Goal of the exercise
Copy out each line below exactly as it appears.

Website and app data records:
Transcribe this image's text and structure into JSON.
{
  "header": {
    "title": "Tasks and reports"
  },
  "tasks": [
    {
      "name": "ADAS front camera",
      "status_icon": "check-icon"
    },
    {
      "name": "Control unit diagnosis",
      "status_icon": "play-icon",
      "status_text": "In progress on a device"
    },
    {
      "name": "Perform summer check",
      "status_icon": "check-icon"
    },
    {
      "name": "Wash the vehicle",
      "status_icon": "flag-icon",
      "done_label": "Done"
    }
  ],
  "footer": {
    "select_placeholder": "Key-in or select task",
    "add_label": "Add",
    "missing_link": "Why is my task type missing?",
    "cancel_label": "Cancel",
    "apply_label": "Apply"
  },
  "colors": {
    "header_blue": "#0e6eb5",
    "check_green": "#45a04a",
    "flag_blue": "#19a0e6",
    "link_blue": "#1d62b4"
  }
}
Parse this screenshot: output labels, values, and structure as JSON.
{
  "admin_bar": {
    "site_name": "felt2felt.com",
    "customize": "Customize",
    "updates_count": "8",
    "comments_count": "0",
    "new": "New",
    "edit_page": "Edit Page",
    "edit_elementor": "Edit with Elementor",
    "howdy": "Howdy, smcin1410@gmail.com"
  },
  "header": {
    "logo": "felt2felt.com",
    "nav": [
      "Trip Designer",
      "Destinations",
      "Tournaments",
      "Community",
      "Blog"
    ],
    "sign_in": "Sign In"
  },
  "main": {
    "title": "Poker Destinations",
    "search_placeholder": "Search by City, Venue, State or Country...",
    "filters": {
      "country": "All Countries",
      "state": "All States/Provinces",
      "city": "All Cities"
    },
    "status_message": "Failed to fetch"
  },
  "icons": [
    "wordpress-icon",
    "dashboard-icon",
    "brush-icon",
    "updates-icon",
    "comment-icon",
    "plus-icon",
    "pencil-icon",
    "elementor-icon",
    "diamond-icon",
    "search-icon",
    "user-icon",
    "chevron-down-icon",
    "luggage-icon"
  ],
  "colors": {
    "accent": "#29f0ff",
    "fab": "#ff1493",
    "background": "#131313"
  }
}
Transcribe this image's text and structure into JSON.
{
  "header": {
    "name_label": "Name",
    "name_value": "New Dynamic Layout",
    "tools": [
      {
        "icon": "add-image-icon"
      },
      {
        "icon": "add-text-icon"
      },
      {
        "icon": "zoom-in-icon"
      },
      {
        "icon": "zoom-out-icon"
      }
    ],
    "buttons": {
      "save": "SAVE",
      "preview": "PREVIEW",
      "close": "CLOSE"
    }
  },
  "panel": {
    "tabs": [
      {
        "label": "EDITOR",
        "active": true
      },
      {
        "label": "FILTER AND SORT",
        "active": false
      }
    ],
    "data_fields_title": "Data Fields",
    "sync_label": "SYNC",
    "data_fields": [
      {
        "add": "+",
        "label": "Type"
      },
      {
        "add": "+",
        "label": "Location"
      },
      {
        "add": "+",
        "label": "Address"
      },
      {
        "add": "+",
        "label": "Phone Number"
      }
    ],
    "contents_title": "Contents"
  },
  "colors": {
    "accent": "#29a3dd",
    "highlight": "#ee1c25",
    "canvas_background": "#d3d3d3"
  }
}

Result of the exercise
Transcribe this image's text and structure into JSON.
{
  "header": {
    "title": "Tasks and reports"
  },
  "tasks": [
    {
      "name": "ADAS front camera",
      "status_icon": "check-icon"
    },
    {
      "name": "Control unit diagnosis",
      "status_icon": "play-icon",
      "status_text": "In progress on a device"
    },
    {
      "name": "Perform summer check",
      "status_icon": "check-icon"
    },
    {
      "name": "Wash the vehicle",
      "status_icon": "flag-icon",
      "done_label": "Done"
    }
  ],
  "footer": {
    "select_placeholder": "Key-in or select task",
    "add_label": "Add",
    "missing_link": "Why is my task type missing?",
    "cancel_label": "Cancel",
    "apply_label": "Apply"
  },
  "colors": {
    "header_blue": "#0e6eb5",
    "check_green": "#45a04a",
    "flag_blue": "#19a0e6",
    "link_blue": "#1d62b4"
  }
}
Parse this screenshot: output labels, values, and structure as JSON.
{
  "admin_bar": {
    "site_name": "felt2felt.com",
    "customize": "Customize",
    "updates_count": "8",
    "comments_count": "0",
    "new": "New",
    "edit_page": "Edit Page",
    "edit_elementor": "Edit with Elementor",
    "howdy": "Howdy, smcin1410@gmail.com"
  },
  "header": {
    "logo": "felt2felt.com",
    "nav": [
      "Trip Designer",
      "Destinations",
      "Tournaments",
      "Community",
      "Blog"
    ],
    "sign_in": "Sign In"
  },
  "main": {
    "title": "Poker Destinations",
    "search_placeholder": "Search by City, Venue, State or Country...",
    "filters": {
      "country": "All Countries",
      "state": "All States/Provinces",
      "city": "All Cities"
    },
    "status_message": "Failed to fetch"
  },
  "icons": [
    "wordpress-icon",
    "dashboard-icon",
    "brush-icon",
    "updates-icon",
    "comment-icon",
    "plus-icon",
    "pencil-icon",
    "elementor-icon",
    "diamond-icon",
    "search-icon",
    "user-icon",
    "chevron-down-icon",
    "luggage-icon"
  ],
  "colors": {
    "accent": "#29f0ff",
    "fab": "#ff1493",
    "background": "#131313"
  }
}
Transcribe this image's text and structure into JSON.
{
  "header": {
    "name_label": "Name",
    "name_value": "New Dynamic Layout",
    "tools": [
      {
        "icon": "add-image-icon"
      },
      {
        "icon": "add-text-icon"
      },
      {
        "icon": "zoom-in-icon"
      },
      {
        "icon": "zoom-out-icon"
      }
    ],
    "buttons": {
      "save": "SAVE",
      "preview": "PREVIEW",
      "close": "CLOSE"
    }
  },
  "panel": {
    "tabs": [
      {
        "label": "EDITOR",
        "active": true
      },
      {
        "label": "FILTER AND SORT",
        "active": false
      }
    ],
    "data_fields_title": "Data Fields",
    "sync_label": "SYNC",
    "data_fields": [
      {
        "add": "+",
        "label": "Type"
      },
      {
        "add": "+",
        "label": "Location"
      },
      {
        "add": "+",
        "label": "Address"
      },
      {
        "add": "+",
        "label": "Phone Number"
      }
    ],
    "contents_title": "Contents"
  },
  "colors": {
    "accent": "#29a3dd",
    "highlight": "#ee1c25",
    "canvas_background": "#d3d3d3"
  }
}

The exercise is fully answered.